As City Councilwoman Stacy Head stood on the steps of the Orleans Criminal District Courthouse on Friday (July 14), thunder clapped and wind gusted. She was positioned under the building’s overhang with reporters huddled around her straining to listen to her read from a three-page prepared statement. Rain began to blow onto the huddle, getting almost everyone wet.
Head, among the most outspoken and controversial City Council members, is accustomed to being at the center of a political storm. With a rush of last-minute candidates qualifying upstairs, she rattled off seven topics she thinks the next mayor and council need to tackle. Head chose not to seek another office as she approaches the end of her final at-large council term.
The timing of Head’s decision to reveal her list was clearly aimed at getting her some attention on the opening day of New Orleans political season: The final hours of qualifying for this fall’s elections.
Head went through her list: tax fairness, economic development, fiscal responsibility, “government functioning,” housing and contracting reform. Inside, French Quarter bar owner Patrick Van Hoorebeek was among those in the last-minute rush to qualify. Dressed in a fire engine red suit with matching spectator shoes, he admitted to having a few glasses of wine to celebrate Bastille Day over lunch before signing up to run for mayor.
With candidates like Van Hoorebeek, qualifying can take on a farcical tone. But Head was dead serious during her talk, saying that she viewed Friday as the last time she would get a chance to grab city residents’ attention through local media.
“This is probably my last opportunity … at least in the next few years,” Head said. “I am holding out hope for our city, and I’m sure one of these candidates is going to rise to the level that they get the support of the citizens of New Orleans. I want to put out the issues.”
Head also raised the possibility of corruption already emerging in the mayor’s race. She described rumors she had heard about demands from an unnamed candidate in exchange for a preference in securing city contracts.
“I have heard two different rumors: I’ve heard $20,000 and I’ve heard $25,000,” Head said. “Government contractors are having to give that amount of money to candidates in order to gain access to the potential of a city contract. That is absolutely a rumor that is out there that I’ve heard many times. It’s a rumor. Of course, no one is going to admit to it.”
“People have gone to jail for that,” Head added.
She said Mayor Mitch Landrieu has “dramatically improved contracting reform and made the ability to get city contracts based on quality services and price.” Head was dismayed to learn that “‘pay to play’ rumors have already started.”

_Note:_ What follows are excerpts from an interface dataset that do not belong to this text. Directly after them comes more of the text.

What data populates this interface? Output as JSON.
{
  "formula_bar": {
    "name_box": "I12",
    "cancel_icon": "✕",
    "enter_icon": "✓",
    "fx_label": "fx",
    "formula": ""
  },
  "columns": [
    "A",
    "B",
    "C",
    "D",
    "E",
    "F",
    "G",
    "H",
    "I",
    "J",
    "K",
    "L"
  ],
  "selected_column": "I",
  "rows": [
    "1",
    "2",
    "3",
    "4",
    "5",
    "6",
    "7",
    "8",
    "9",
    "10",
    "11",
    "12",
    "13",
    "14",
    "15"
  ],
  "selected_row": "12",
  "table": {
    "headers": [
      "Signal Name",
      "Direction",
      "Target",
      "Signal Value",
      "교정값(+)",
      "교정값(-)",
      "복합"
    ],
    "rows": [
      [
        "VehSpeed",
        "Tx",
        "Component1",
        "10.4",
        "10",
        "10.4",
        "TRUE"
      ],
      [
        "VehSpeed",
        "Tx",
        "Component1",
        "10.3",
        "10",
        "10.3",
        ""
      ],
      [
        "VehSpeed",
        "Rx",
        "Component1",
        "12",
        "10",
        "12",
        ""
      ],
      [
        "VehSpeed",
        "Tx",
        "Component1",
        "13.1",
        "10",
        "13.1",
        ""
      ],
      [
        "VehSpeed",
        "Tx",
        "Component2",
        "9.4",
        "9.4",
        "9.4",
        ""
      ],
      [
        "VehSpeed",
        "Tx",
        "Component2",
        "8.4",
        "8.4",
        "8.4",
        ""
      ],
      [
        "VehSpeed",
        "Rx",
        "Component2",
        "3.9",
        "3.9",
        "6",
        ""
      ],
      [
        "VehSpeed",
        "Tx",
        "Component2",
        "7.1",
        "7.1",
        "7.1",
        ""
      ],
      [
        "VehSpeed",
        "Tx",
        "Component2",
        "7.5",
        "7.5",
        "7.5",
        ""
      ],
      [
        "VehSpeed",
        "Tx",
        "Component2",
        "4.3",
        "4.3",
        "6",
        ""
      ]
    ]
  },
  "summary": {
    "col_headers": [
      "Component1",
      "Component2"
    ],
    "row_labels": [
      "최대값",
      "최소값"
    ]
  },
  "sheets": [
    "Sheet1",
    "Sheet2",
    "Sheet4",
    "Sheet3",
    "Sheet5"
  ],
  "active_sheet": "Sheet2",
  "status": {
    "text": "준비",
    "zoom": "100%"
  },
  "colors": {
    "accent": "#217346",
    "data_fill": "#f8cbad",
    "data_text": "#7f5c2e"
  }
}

“You need to ask: Will you continue to adhere to the ethics reforms on contracting and procurement put in place by the Landrieu administration?” Head told reporters.
The next mayor will have to wrestle with fiscal responsibility, focusing on reducing spending on items where New Orleans pays more than other cities, she said. Head has tried unsuccessfully to get the city to reform its pension system. Not doing so would be “dangerous for the next generation,” Head said.
Head said she also hopes the next mayor will pursue civil service reforms, including allowing for merit raises and improved performance evaluations.
“Superior customer service and exemplary work deserve compensation,” Head said. “Departments … regularly try to improve functioning by adding employees rather than demanding improvement of current employees.”
On economic development and housing, Head questioned whether the city has focused enough on employment programs and using tax sales and auctions to get more blighted properties into the development pipeline. She also criticized the city’s current tax collection system, saying New Orleans is losing millions of dollars due to uneven sales tax collection and by allowing nonprofits to claim exemptions for properties not central to their mission.
And Head had plenty to say about crime. She called it New Orleans’ “worst problem” and said it was infecting every area of the city. She called for the next mayor to launch “a national search” for someone to address the city’s criminal justice issues who would be “empowered to act without being micromanaged.”
She also called for the closure of “problem bars, corner stores and drug houses” that are worsening the crime problem.
Asked whether she had considered a run for mayor, Head said that the night before qualifying ended, she had entertained the notion for the sole purpose of wanting to be on a debate stage with a mayoral opponent. But ultimately, Head said she has no plans for higher office.
“The foundation is laid for, I believe, a great four years,” Head said.
As the rain continued to pour down, Head said, looking out over Tulane Avenue, she was ready for happy hour. And with that, she removed her pair of high heeled shoes to protect them from the rain, ran barefoot down the courthouse steps, and hopped into a waiting SUV.